Hippocrates, known as the father of Western medicine, said, “Obese people…should perform hard work…eat only once a day, take no baths, sleep on a hard bed and walk naked as long as possible.” The Seven Deadly Sins equate gluttony with anger, avarice, envy, lust, pride, and sloth.
For more than two thousand years, Western society has considered obesity a weakness of character, or at least evidence of poor self-control. Probably for that reason, people are subjected to abuse, discrimination, and stigma because of their weight, even though such prejudice directed at virtually any other physical characteristic or medical condition would be socially unacceptable today.
In one of the only studies to address this issue in a general population, researchers examined whether common stereotypes about people with obesity have any basis in reality. Using a nationally representative survey, the investigators compared body weight with personality traits among 3,176 adults living in the United States. They found negligible or no relationships between weight and measures of conscientiousness, agreeableness, emotional stability, or extraversion. In contrast, demographic factors like age and gender were significantly associated with each of these traits. This and other research shows that a person’s size has nothing to do with his or her inner qualities.

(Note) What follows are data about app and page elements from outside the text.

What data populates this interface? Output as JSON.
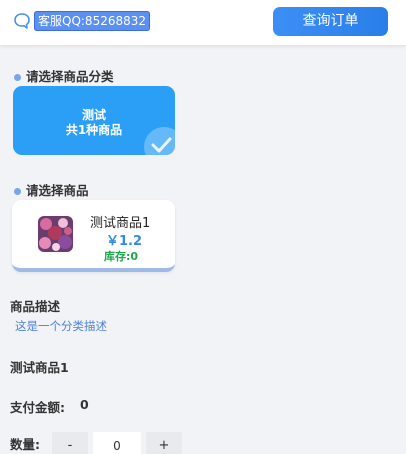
{
  "header": {
    "service_text": "客服QQ:85268832",
    "query_button": "查询订单",
    "service_icon": "chat-bubble-icon"
  },
  "category_section": {
    "title": "请选择商品分类",
    "categories": [
      {
        "name": "测试",
        "count_text": "共1种商品",
        "selected": true
      }
    ]
  },
  "goods_section": {
    "title": "请选择商品",
    "items": [
      {
        "name": "测试商品1",
        "price": "￥1.2",
        "stock": "库存:0",
        "thumbnail_icon": "product-thumbnail"
      }
    ]
  },
  "description": {
    "label": "商品描述",
    "text": "这是一个分类描述"
  },
  "selected_goods_name": "测试商品1",
  "payment": {
    "label": "支付金额:",
    "amount": "0"
  },
  "quantity": {
    "label": "数量:",
    "minus": "-",
    "value": "0",
    "plus": "+"
  },
  "colors": {
    "accent": "#2b9ff6",
    "price": "#2f8be6",
    "stock": "#1ea64b",
    "background": "#f2f3f7"
  }
}
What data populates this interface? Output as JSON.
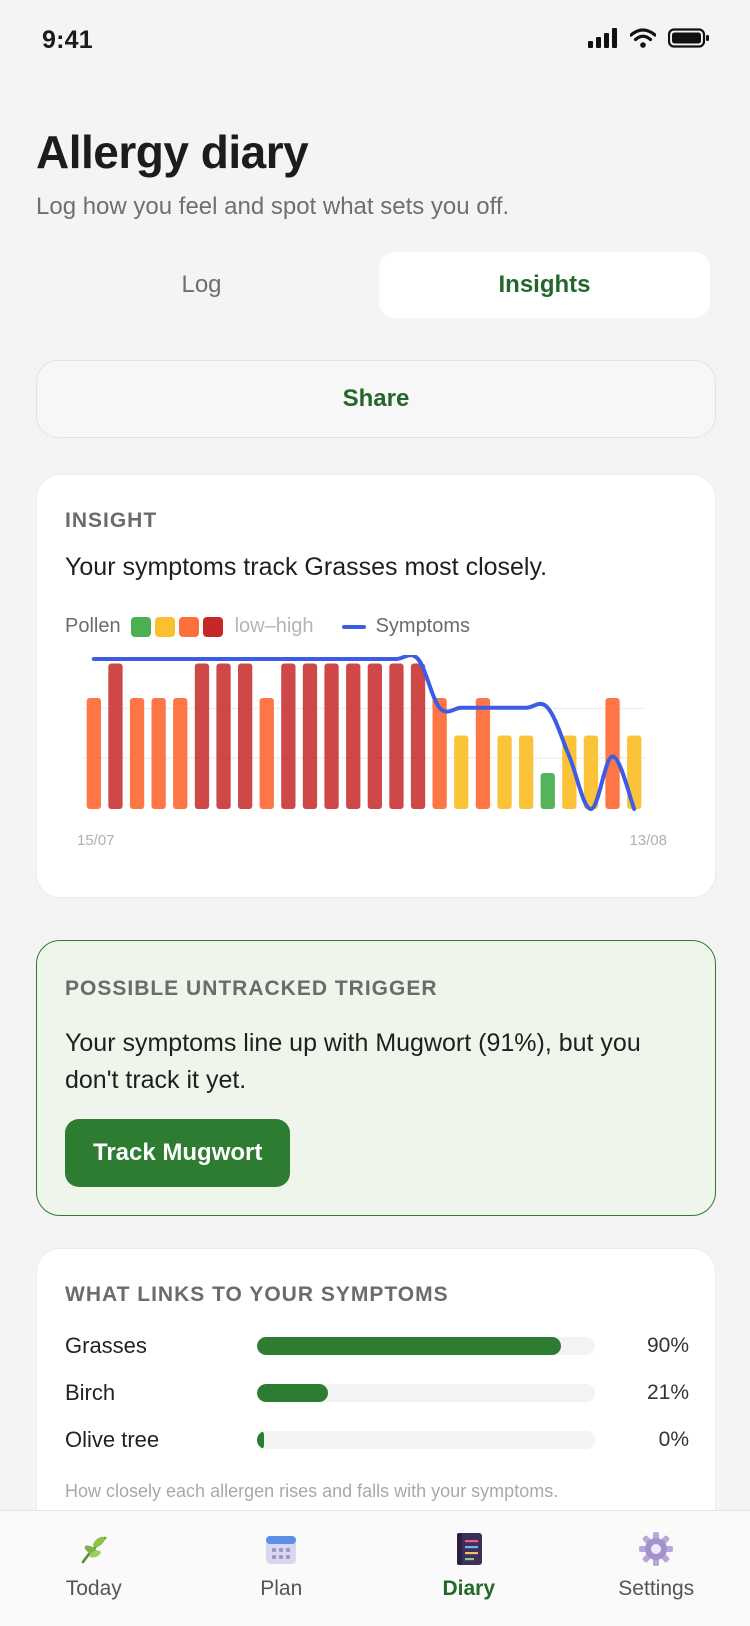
{
  "status_bar": {
    "time": "9:41"
  },
  "header": {
    "title": "Allergy diary",
    "subtitle": "Log how you feel and spot what sets you off."
  },
  "segments": [
    {
      "label": "Log",
      "active": false
    },
    {
      "label": "Insights",
      "active": true
    }
  ],
  "share_label": "Share",
  "insight_card": {
    "label": "INSIGHT",
    "text": "Your symptoms track Grasses most closely.",
    "legend": {
      "pollen_label": "Pollen",
      "range_label": "low–high",
      "symptoms_label": "Symptoms"
    }
  },
  "colors": {
    "accent": "#2e7b32",
    "pollen_low": "#4caf50",
    "pollen_moderate": "#fbc02d",
    "pollen_high": "#ff6f3c",
    "pollen_very_high": "#c62828",
    "symptoms_line": "#3c5ce6"
  },
  "chart_data": {
    "type": "bar",
    "x_start_label": "15/07",
    "x_end_label": "13/08",
    "pollen_levels": [
      3,
      4,
      3,
      3,
      3,
      4,
      4,
      4,
      3,
      4,
      4,
      4,
      4,
      4,
      4,
      4,
      3,
      2,
      3,
      2,
      2,
      1,
      2,
      2,
      3,
      2
    ],
    "symptoms": [
      4,
      4,
      4,
      4,
      4,
      4,
      4,
      4,
      4,
      4,
      4,
      4,
      4,
      4,
      4,
      4,
      2.7,
      2.7,
      2.7,
      2.7,
      2.7,
      2.7,
      1.4,
      0,
      1.4,
      0
    ],
    "ylim": [
      0,
      4
    ]
  },
  "trigger_card": {
    "label": "POSSIBLE UNTRACKED TRIGGER",
    "text": "Your symptoms line up with Mugwort (91%), but you don't track it yet.",
    "button_label": "Track Mugwort"
  },
  "links_card": {
    "label": "WHAT LINKS TO YOUR SYMPTOMS",
    "rows": [
      {
        "name": "Grasses",
        "value": 90,
        "display": "90%"
      },
      {
        "name": "Birch",
        "value": 21,
        "display": "21%"
      },
      {
        "name": "Olive tree",
        "value": 0,
        "display": "0%"
      }
    ],
    "note": "How closely each allergen rises and falls with your symptoms."
  },
  "tabbar": [
    {
      "label": "Today",
      "icon": "leaf-icon",
      "active": false
    },
    {
      "label": "Plan",
      "icon": "calendar-icon",
      "active": false
    },
    {
      "label": "Diary",
      "icon": "notebook-icon",
      "active": true
    },
    {
      "label": "Settings",
      "icon": "gear-icon",
      "active": false
    }
  ]
}
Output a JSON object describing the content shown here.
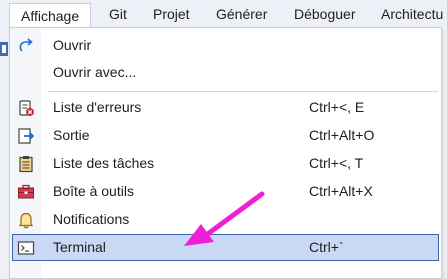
{
  "menubar": {
    "items": [
      {
        "label": "Affichage"
      },
      {
        "label": "Git"
      },
      {
        "label": "Projet"
      },
      {
        "label": "Générer"
      },
      {
        "label": "Déboguer"
      },
      {
        "label": "Architectu"
      }
    ]
  },
  "dropdown": {
    "items": [
      {
        "label": "Ouvrir",
        "shortcut": "",
        "icon": "open-arrow-icon"
      },
      {
        "label": "Ouvrir avec...",
        "shortcut": "",
        "icon": ""
      },
      {
        "label": "Liste d'erreurs",
        "shortcut": "Ctrl+<, E",
        "icon": "error-list-icon"
      },
      {
        "label": "Sortie",
        "shortcut": "Ctrl+Alt+O",
        "icon": "output-icon"
      },
      {
        "label": "Liste des tâches",
        "shortcut": "Ctrl+<, T",
        "icon": "task-list-icon"
      },
      {
        "label": "Boîte à outils",
        "shortcut": "Ctrl+Alt+X",
        "icon": "toolbox-icon"
      },
      {
        "label": "Notifications",
        "shortcut": "",
        "icon": "bell-icon"
      },
      {
        "label": "Terminal",
        "shortcut": "Ctrl+`",
        "icon": "terminal-icon"
      }
    ],
    "selected": "Terminal"
  },
  "colors": {
    "menubar_bg": "#eef0f7",
    "selection_bg": "#c9d8f5",
    "selection_border": "#3d63a8",
    "annotation_arrow": "#f01fd6"
  }
}
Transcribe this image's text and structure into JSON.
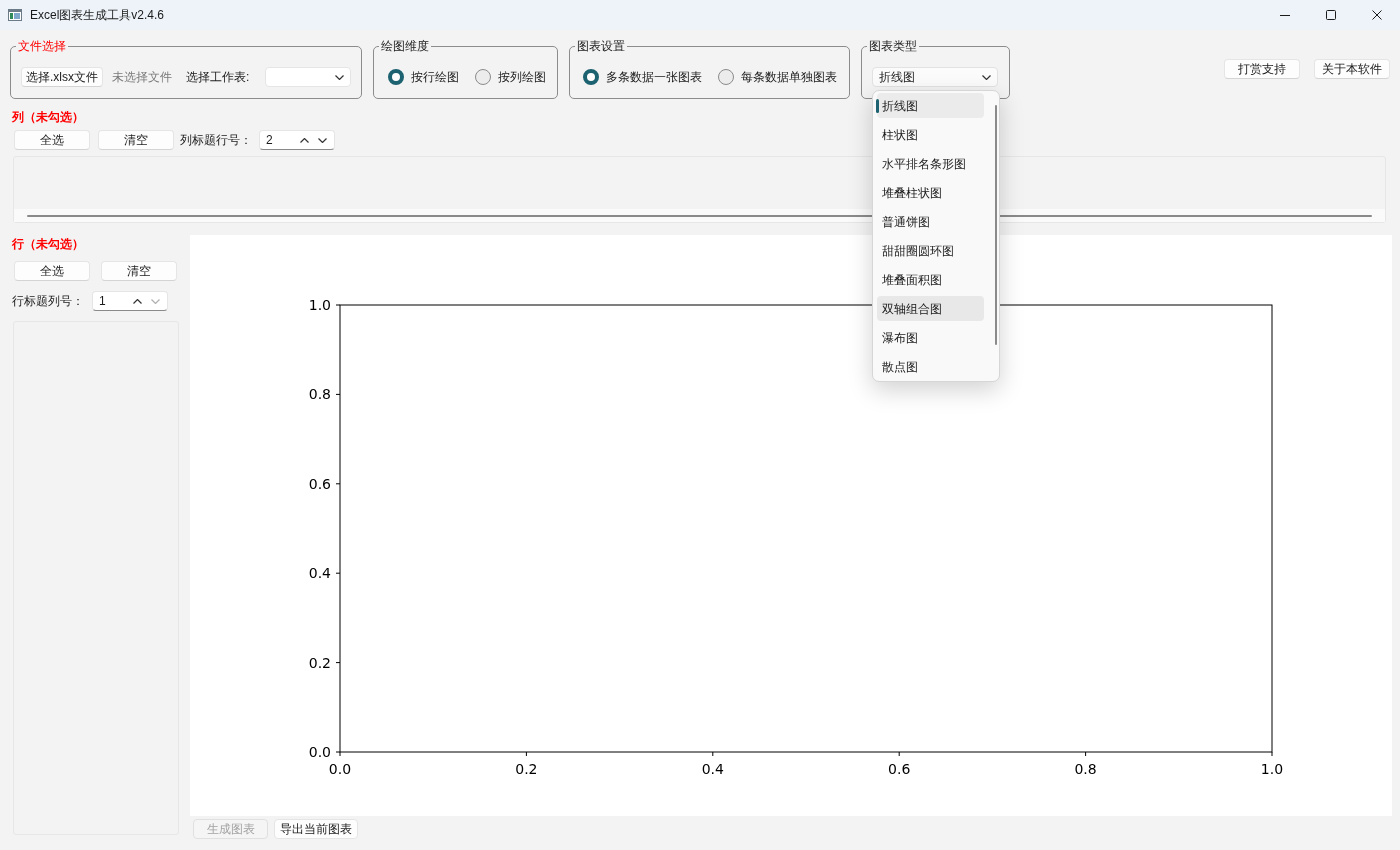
{
  "window": {
    "title": "Excel图表生成工具v2.4.6"
  },
  "file_group": {
    "legend": "文件选择",
    "alert": true,
    "choose_button": "选择.xlsx文件",
    "file_status": "未选择文件",
    "sheet_label": "选择工作表:"
  },
  "dimension_group": {
    "legend": "绘图维度",
    "alert": false,
    "options": [
      {
        "label": "按行绘图",
        "selected": true
      },
      {
        "label": "按列绘图",
        "selected": false
      }
    ]
  },
  "settings_group": {
    "legend": "图表设置",
    "alert": false,
    "options": [
      {
        "label": "多条数据一张图表",
        "selected": true
      },
      {
        "label": "每条数据单独图表",
        "selected": false
      }
    ]
  },
  "type_group": {
    "legend": "图表类型",
    "alert": false,
    "value": "折线图",
    "expanded": true,
    "options": [
      {
        "label": "折线图",
        "selected": true,
        "hovered": false
      },
      {
        "label": "柱状图",
        "selected": false,
        "hovered": false
      },
      {
        "label": "水平排名条形图",
        "selected": false,
        "hovered": false
      },
      {
        "label": "堆叠柱状图",
        "selected": false,
        "hovered": false
      },
      {
        "label": "普通饼图",
        "selected": false,
        "hovered": false
      },
      {
        "label": "甜甜圈圆环图",
        "selected": false,
        "hovered": false
      },
      {
        "label": "堆叠面积图",
        "selected": false,
        "hovered": false
      },
      {
        "label": "双轴组合图",
        "selected": false,
        "hovered": true
      },
      {
        "label": "瀑布图",
        "selected": false,
        "hovered": false
      },
      {
        "label": "散点图",
        "selected": false,
        "hovered": false
      }
    ]
  },
  "top_buttons": [
    "打赏支持",
    "关于本软件"
  ],
  "columns": {
    "title": "列（未勾选）",
    "alert": true,
    "buttons": [
      "全选",
      "清空"
    ],
    "spin": {
      "label": "列标题行号：",
      "value": "2",
      "can_decrease": true
    }
  },
  "rows": {
    "title": "行（未勾选）",
    "alert": true,
    "buttons": [
      "全选",
      "清空"
    ],
    "spin": {
      "label": "行标题列号：",
      "value": "1",
      "can_decrease": false
    }
  },
  "chart": {
    "chart_data": {
      "type": "line",
      "xlim": [
        0,
        1
      ],
      "ylim": [
        0,
        1
      ],
      "xticks": [
        {
          "value": 0,
          "label": "0.0"
        },
        {
          "value": 0.2,
          "label": "0.2"
        },
        {
          "value": 0.4,
          "label": "0.4"
        },
        {
          "value": 0.6,
          "label": "0.6"
        },
        {
          "value": 0.8,
          "label": "0.8"
        },
        {
          "value": 1,
          "label": "1.0"
        }
      ],
      "yticks": [
        {
          "value": 0,
          "label": "0.0"
        },
        {
          "value": 0.2,
          "label": "0.2"
        },
        {
          "value": 0.4,
          "label": "0.4"
        },
        {
          "value": 0.6,
          "label": "0.6"
        },
        {
          "value": 0.8,
          "label": "0.8"
        },
        {
          "value": 1,
          "label": "1.0"
        }
      ]
    }
  },
  "bottom_buttons": [
    {
      "label": "生成图表",
      "disabled": true
    },
    {
      "label": "导出当前图表",
      "disabled": false
    }
  ]
}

In fact, weight loss is difficult for almost everyone, regardless of starting weight. Someone 5 feet 10 inches and 170 pounds (within the normal range for body weight) would probably have no less difficulty losing 20 pounds than a person of the same height weighing 100 pounds more.
Obesity is more an issue of biology than willpower. But that doesn’t mean you’ll never reach a healthy weight. The answer is to line up biology with behavior, so that the effort you put into a weight loss program produces long-term results, not resistance from your body. That’s the focus of the diet and lifestyle plan in my forthcoming book, Always Hungry?